*Listed entries*

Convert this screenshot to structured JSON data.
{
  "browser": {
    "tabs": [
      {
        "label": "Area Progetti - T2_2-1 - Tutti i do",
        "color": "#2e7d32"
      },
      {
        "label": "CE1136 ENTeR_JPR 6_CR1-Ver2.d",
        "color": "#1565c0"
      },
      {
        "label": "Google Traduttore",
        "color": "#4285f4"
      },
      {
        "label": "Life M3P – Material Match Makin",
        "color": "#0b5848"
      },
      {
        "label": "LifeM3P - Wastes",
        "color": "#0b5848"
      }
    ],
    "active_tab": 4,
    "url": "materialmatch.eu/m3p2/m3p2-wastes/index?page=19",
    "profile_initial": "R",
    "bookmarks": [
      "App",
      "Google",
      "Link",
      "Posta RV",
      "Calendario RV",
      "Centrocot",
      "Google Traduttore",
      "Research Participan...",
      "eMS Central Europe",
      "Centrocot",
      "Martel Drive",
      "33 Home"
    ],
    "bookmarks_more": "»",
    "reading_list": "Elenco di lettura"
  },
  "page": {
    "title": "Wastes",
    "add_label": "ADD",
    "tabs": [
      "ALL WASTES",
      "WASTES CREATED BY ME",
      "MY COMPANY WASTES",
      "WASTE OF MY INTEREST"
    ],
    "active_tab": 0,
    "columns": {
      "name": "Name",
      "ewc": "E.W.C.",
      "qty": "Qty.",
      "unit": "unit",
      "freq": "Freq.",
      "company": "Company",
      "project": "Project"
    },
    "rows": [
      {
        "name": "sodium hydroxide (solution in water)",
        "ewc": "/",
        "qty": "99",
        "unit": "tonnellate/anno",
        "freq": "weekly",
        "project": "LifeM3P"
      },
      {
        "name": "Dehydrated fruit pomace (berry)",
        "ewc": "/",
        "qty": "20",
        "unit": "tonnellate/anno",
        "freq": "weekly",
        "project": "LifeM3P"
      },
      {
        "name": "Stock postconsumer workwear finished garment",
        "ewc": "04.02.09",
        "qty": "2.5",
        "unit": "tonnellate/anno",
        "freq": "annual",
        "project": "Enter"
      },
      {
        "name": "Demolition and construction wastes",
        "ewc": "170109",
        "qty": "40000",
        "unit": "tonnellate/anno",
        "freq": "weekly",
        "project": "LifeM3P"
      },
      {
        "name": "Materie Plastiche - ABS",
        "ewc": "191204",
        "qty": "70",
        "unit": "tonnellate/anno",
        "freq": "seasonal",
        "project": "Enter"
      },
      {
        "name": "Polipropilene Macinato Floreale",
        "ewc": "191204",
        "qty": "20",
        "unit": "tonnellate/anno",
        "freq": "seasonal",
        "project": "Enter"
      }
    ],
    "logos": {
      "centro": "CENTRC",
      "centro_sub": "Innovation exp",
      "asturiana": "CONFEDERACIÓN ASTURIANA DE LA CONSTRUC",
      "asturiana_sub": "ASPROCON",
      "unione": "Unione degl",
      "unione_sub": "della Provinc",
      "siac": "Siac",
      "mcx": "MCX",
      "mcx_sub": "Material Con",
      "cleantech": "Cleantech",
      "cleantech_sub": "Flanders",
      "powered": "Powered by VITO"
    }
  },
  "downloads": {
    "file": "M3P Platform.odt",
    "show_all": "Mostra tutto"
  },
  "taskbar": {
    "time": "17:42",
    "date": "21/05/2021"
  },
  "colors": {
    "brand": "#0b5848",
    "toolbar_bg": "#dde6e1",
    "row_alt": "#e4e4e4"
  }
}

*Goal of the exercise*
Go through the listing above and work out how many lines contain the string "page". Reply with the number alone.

*Answer space*
2